So, having done the ‘pre reading’ for this exercise, I set about making my own work. Leafing through magazines and newspapers I became a bit frustrated as nearly all of the larger images, that would serve as the background, had text imposed on them – it’s something magazine editors can’t resist. Also and more significantly, I was struggling to come up with an idea.

What I really wanted to do was emulate this early 20th century German political photomontage I’d just researched. I am a political animal at heart and I wanted to express something about how I feel. Magazines and newspapers would provide me with found images and as these were failing me I decided to look elsewhere; to the internet where a wider range of images was available.

So, with a range of printed photographs, a pair of scissors and a ‘Prit stick’ I set about creating this, my own piece of political photomontage.
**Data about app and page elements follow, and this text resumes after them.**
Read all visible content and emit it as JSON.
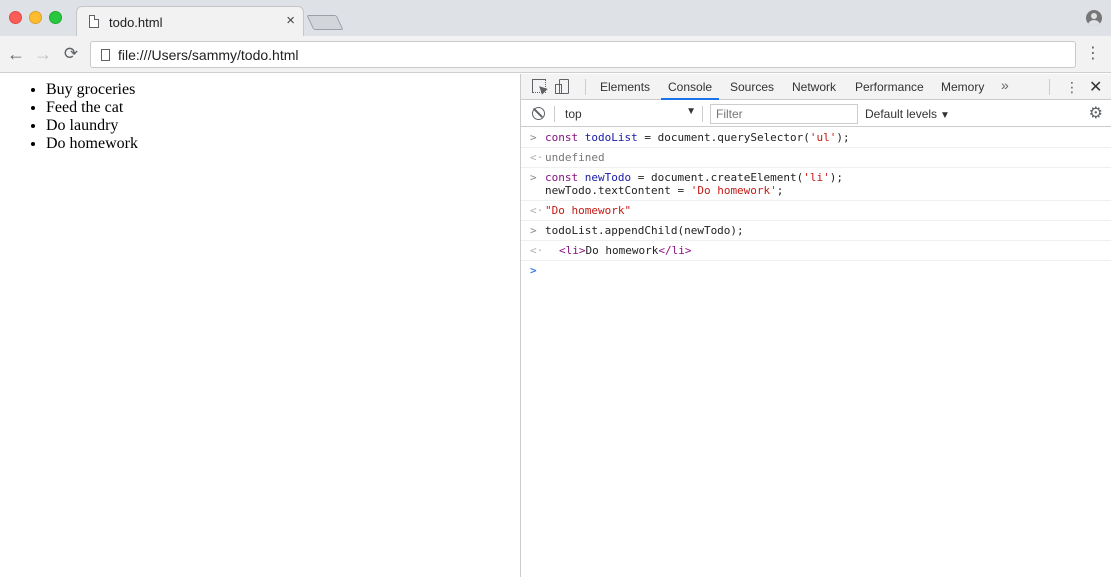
{
  "browser": {
    "tab_title": "todo.html",
    "tab_close": "×",
    "url": "file:///Users/sammy/todo.html",
    "nav": {
      "back": "←",
      "forward": "→",
      "reload": "⟳"
    },
    "menu": "⋮"
  },
  "page": {
    "todos": [
      "Buy groceries",
      "Feed the cat",
      "Do laundry",
      "Do homework"
    ]
  },
  "devtools": {
    "tabs": [
      "Elements",
      "Console",
      "Sources",
      "Network",
      "Performance",
      "Memory"
    ],
    "active_tab": "Console",
    "more": "»",
    "menu": "⋮",
    "close": "✕",
    "context": "top",
    "context_arrow": "▼",
    "filter_placeholder": "Filter",
    "levels": "Default levels",
    "levels_arrow": "▼",
    "settings": "⚙",
    "console": {
      "entry1_const": "const",
      "entry1_var": "todoList",
      "entry1_mid": " = document.querySelector(",
      "entry1_str": "'ul'",
      "entry1_end": ");",
      "result1": "undefined",
      "entry2_const": "const",
      "entry2_var": "newTodo",
      "entry2_mid": " = document.createElement(",
      "entry2_str": "'li'",
      "entry2_end": ");",
      "entry2_line2_pre": "newTodo.textContent = ",
      "entry2_line2_str": "'Do homework'",
      "entry2_line2_end": ";",
      "result2": "\"Do homework\"",
      "entry3": "todoList.appendChild(newTodo);",
      "result3_open": "<li>",
      "result3_text": "Do homework",
      "result3_close": "</li>",
      "prompt_in": ">",
      "prompt_out": "<·",
      "caret": ">"
    },
    "colors": {
      "accent": "#1a73e8",
      "string": "#c41a16",
      "keyword": "#881280",
      "variable": "#1a1aa6"
    }
  }
}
And if anyone is struggling to understand it, it’s not about Brexit!


Ex. 4.7 Juxtaposition




Robert Hughes (1991) ‘The Shock of the New’ Thames & Hudso



Exercise 4.5 Layers – Look Who’s Back!
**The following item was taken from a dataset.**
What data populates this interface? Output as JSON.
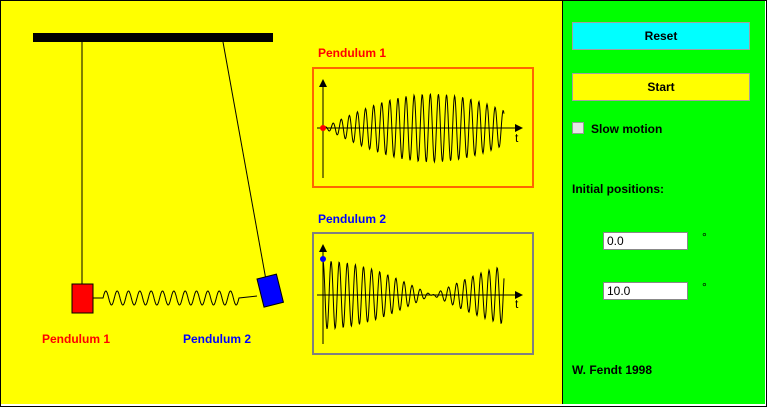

In the early days of my FiP journey I feel I treated the exercises in a rather clinically way. When photos of shadows were needed, I photographed shadows, when blurred movement was required I sought out the same. I appreciate the exercises are there for us to consider a function of the camera or particular approaches and techniques in image making. But as my photography is evolving I’m increasingly seeing opportunities within the exercises to make the kind of images or shoot the kind of subject matter that appeals to me.

That said, the creative process cannot be rushed too much. I pondered over this exercise for a few days, as initially my mind was blank. So, it required the use of a window and reflections to create a layered image with foreground and back background. There was an easy option involving large retail spaces. I work not for from shops like Tesco, M & S, and Next. I could loiter around these, particularly at dusk and take advantage of the large windows and bright lights. Yes I could but it would probably have been a technical and rather soulless response to the exercise. Then, late one evening while relaxing on the sofa the answer was staring me in the face.

Eagle-eyed followers of this blog will know that chez Dave is blessed with a conservatory. If you’ve missed it don’t worry; it only appears in the periphery due to its need for a good tidy up and de-clutter. Staring through the sitting room window into the conservatory I spied all the reflections and layers I needed. After a couple of test shots were taken it was identified that the windowsill also needed a good de-clutter. After some reflection I came up with a solution: the usual domestic detritus was removed and replaced with the three figures used in Ex. 4.1 – an opportunity to revisit this still life. Moreover, with a nod to Part 2’s lighting theme they were then lit from the left with a red cycle light to add a little atmosphere.

Ex. 4.5 layers 1